• [Problem requirements] Select every line below containing the word "globe".

-------- Raw data --------

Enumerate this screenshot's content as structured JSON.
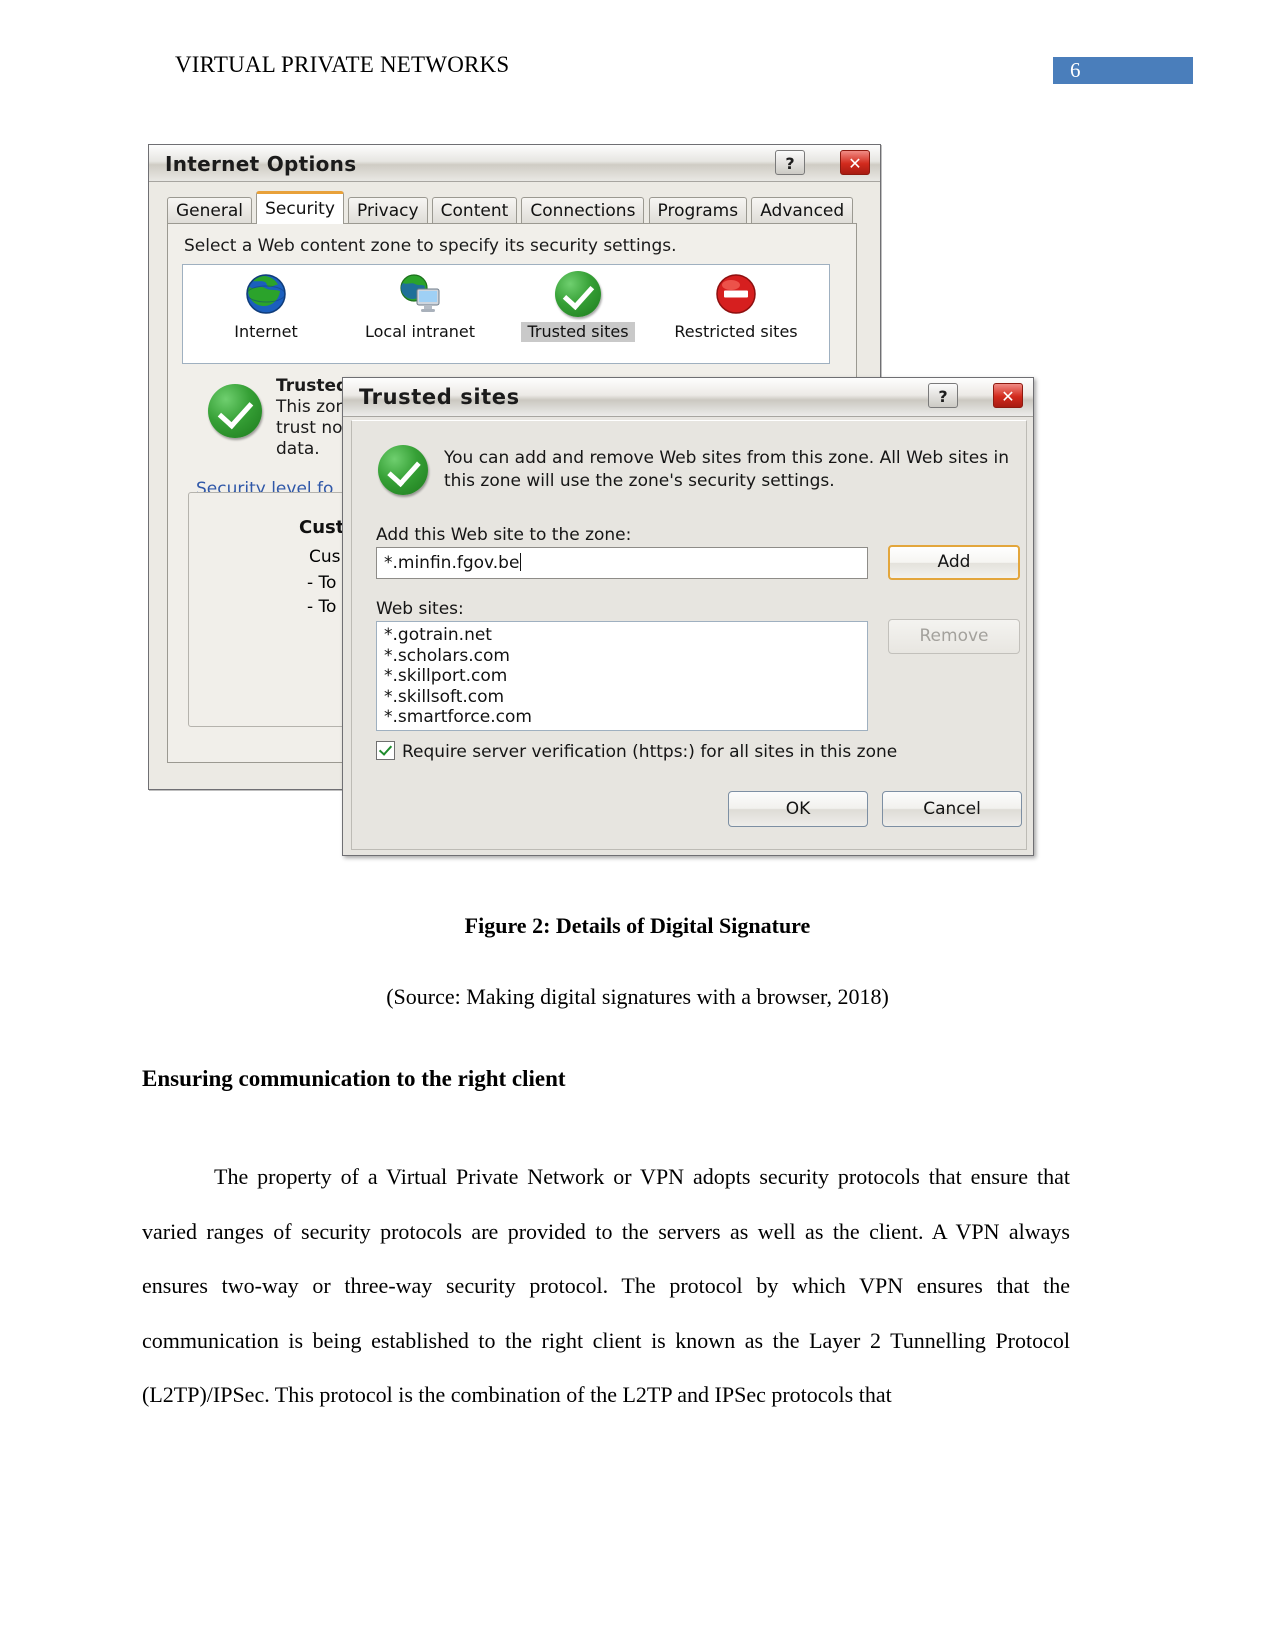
{
  "header": {
    "title": "VIRTUAL PRIVATE NETWORKS",
    "page_number": "6",
    "accent_color": "#4a7ebb"
  },
  "internet_options_dialog": {
    "title": "Internet Options",
    "help_button": "?",
    "close_button": "✕",
    "tabs": [
      {
        "label": "General",
        "active": false
      },
      {
        "label": "Security",
        "active": true
      },
      {
        "label": "Privacy",
        "active": false
      },
      {
        "label": "Content",
        "active": false
      },
      {
        "label": "Connections",
        "active": false
      },
      {
        "label": "Programs",
        "active": false
      },
      {
        "label": "Advanced",
        "active": false
      }
    ],
    "instruction": "Select a Web content zone to specify its security settings.",
    "zones": [
      {
        "label": "Internet",
        "icon": "globe-icon",
        "selected": false
      },
      {
        "label": "Local intranet",
        "icon": "globe-monitor-icon",
        "selected": false
      },
      {
        "label": "Trusted sites",
        "icon": "green-check-icon",
        "selected": true
      },
      {
        "label": "Restricted sites",
        "icon": "red-no-entry-icon",
        "selected": false
      }
    ],
    "zone_description": {
      "heading": "Trusted",
      "line1": "This zone",
      "line2": "trust not to",
      "line3": "data."
    },
    "security_level_link": "Security level fo",
    "security_level_group": {
      "title": "Custo",
      "line1": "Cus",
      "line2": "- To",
      "line3": "- To"
    }
  },
  "trusted_sites_dialog": {
    "title": "Trusted sites",
    "help_button": "?",
    "close_button": "✕",
    "intro": "You can add and remove Web sites from this zone. All Web sites in this zone will use the zone's security settings.",
    "add_label": "Add this Web site to the zone:",
    "add_input_value": "*.minfin.fgov.be",
    "add_button": "Add",
    "websites_label": "Web sites:",
    "websites": [
      "*.gotrain.net",
      "*.scholars.com",
      "*.skillport.com",
      "*.skillsoft.com",
      "*.smartforce.com"
    ],
    "remove_button": "Remove",
    "require_https_checkbox": {
      "label": "Require server verification (https:) for all sites in this zone",
      "checked": true
    },
    "ok_button": "OK",
    "cancel_button": "Cancel"
  },
  "figure": {
    "caption": "Figure 2: Details of Digital Signature",
    "source": "(Source: Making digital signatures with a browser, 2018)"
  },
  "content": {
    "section_heading": "Ensuring communication to the right client",
    "paragraph": "The property of a Virtual Private Network or VPN adopts security protocols that ensure that varied ranges of security protocols are provided to the servers as well as the client. A VPN always ensures two-way or three-way security protocol. The protocol by which VPN ensures that the communication is being established to the right client is known as the Layer 2 Tunnelling Protocol (L2TP)/IPSec. This protocol is the combination of the L2TP and IPSec protocols that"
  }
}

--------

• [Solution]
        "icon": "globe-icon",
        "icon": "globe-monitor-icon",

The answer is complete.